Your answer must be an exact copy of the records, minus any pictures.

--------------------------------------------------

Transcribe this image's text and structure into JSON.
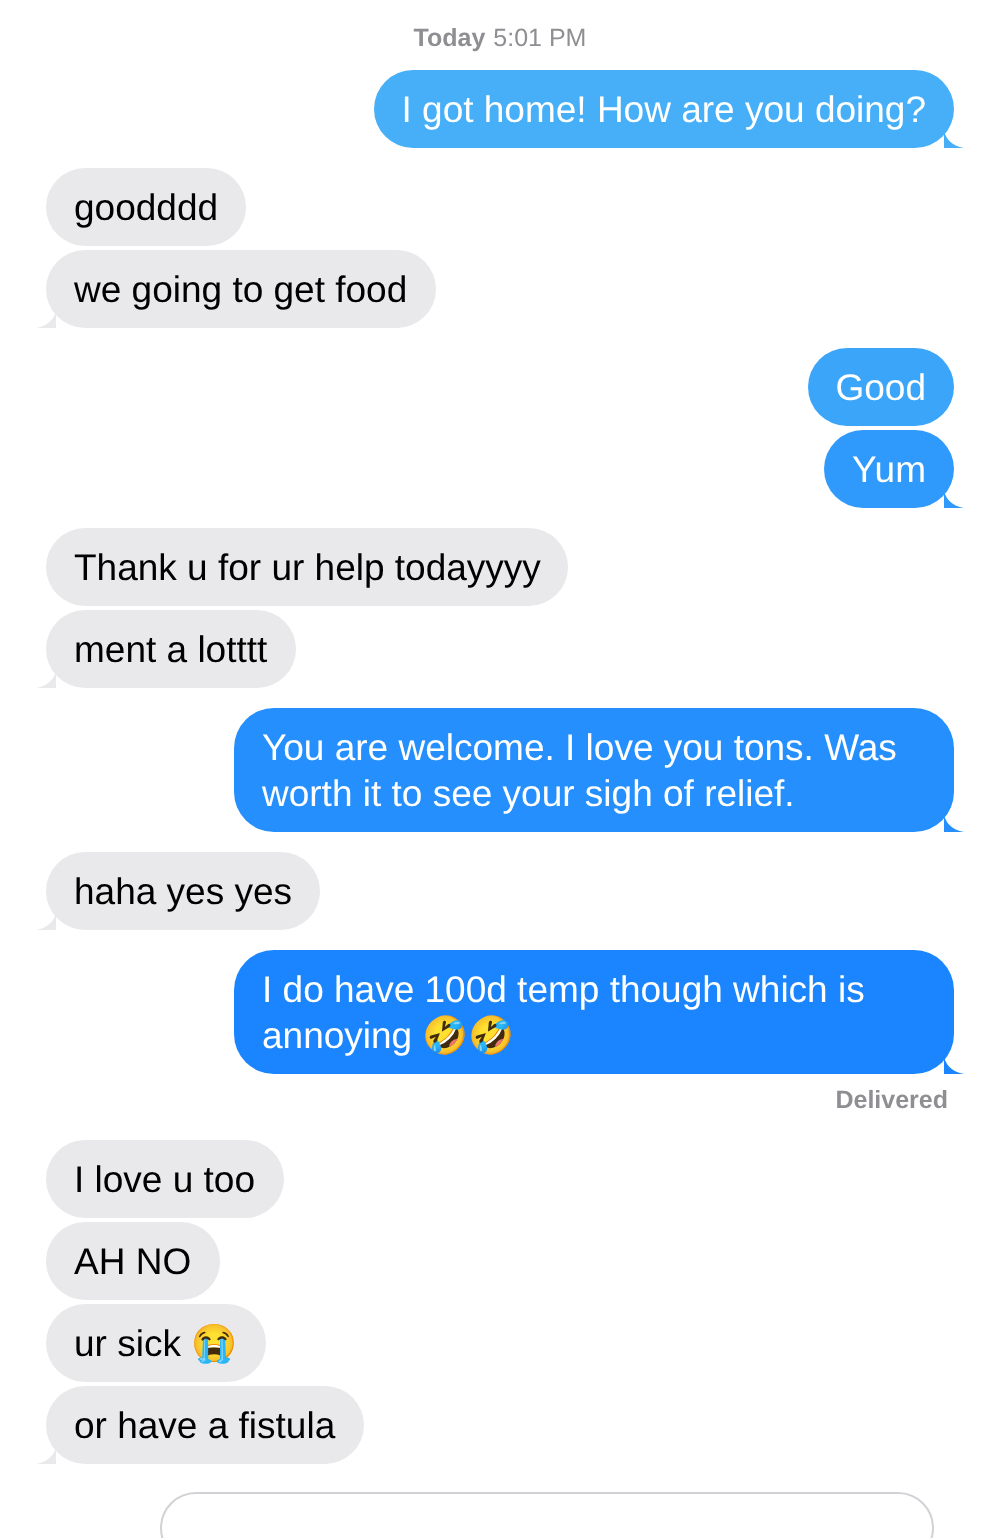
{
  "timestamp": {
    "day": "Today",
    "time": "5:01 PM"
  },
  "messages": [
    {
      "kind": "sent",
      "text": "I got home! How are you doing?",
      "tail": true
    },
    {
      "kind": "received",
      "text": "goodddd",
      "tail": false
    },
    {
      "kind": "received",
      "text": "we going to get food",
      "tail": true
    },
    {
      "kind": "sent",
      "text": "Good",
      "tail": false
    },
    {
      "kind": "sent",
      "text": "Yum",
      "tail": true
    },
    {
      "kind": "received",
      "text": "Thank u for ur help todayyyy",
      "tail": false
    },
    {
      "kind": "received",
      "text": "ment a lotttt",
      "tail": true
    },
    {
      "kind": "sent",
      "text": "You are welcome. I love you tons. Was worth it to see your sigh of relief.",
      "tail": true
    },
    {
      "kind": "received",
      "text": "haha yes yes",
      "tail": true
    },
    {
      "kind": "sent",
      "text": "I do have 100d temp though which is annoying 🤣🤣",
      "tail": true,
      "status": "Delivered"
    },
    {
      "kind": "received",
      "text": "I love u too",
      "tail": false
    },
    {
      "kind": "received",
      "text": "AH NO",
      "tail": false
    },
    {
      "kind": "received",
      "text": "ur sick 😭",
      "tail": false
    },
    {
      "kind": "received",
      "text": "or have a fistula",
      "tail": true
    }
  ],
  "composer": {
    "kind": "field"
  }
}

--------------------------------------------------

RESULT:
Transcribe this image's text and structure into JSON.
{
  "timestamp": {
    "day": "Today",
    "time": "5:01 PM"
  },
  "messages": [
    {
      "kind": "sent",
      "text": "I got home! How are you doing?",
      "tail": true
    },
    {
      "kind": "received",
      "text": "goodddd",
      "tail": false
    },
    {
      "kind": "received",
      "text": "we going to get food",
      "tail": true
    },
    {
      "kind": "sent",
      "text": "Good",
      "tail": false
    },
    {
      "kind": "sent",
      "text": "Yum",
      "tail": true
    },
    {
      "kind": "received",
      "text": "Thank u for ur help todayyyy",
      "tail": false
    },
    {
      "kind": "received",
      "text": "ment a lotttt",
      "tail": true
    },
    {
      "kind": "sent",
      "text": "You are welcome. I love you tons. Was worth it to see your sigh of relief.",
      "tail": true
    },
    {
      "kind": "received",
      "text": "haha yes yes",
      "tail": true
    },
    {
      "kind": "sent",
      "text": "I do have 100d temp though which is annoying 🤣🤣",
      "tail": true,
      "status": "Delivered"
    },
    {
      "kind": "received",
      "text": "I love u too",
      "tail": false
    },
    {
      "kind": "received",
      "text": "AH NO",
      "tail": false
    },
    {
      "kind": "received",
      "text": "ur sick 😭",
      "tail": false
    },
    {
      "kind": "received",
      "text": "or have a fistula",
      "tail": true
    }
  ],
  "composer": {
    "kind": "field"
  }
}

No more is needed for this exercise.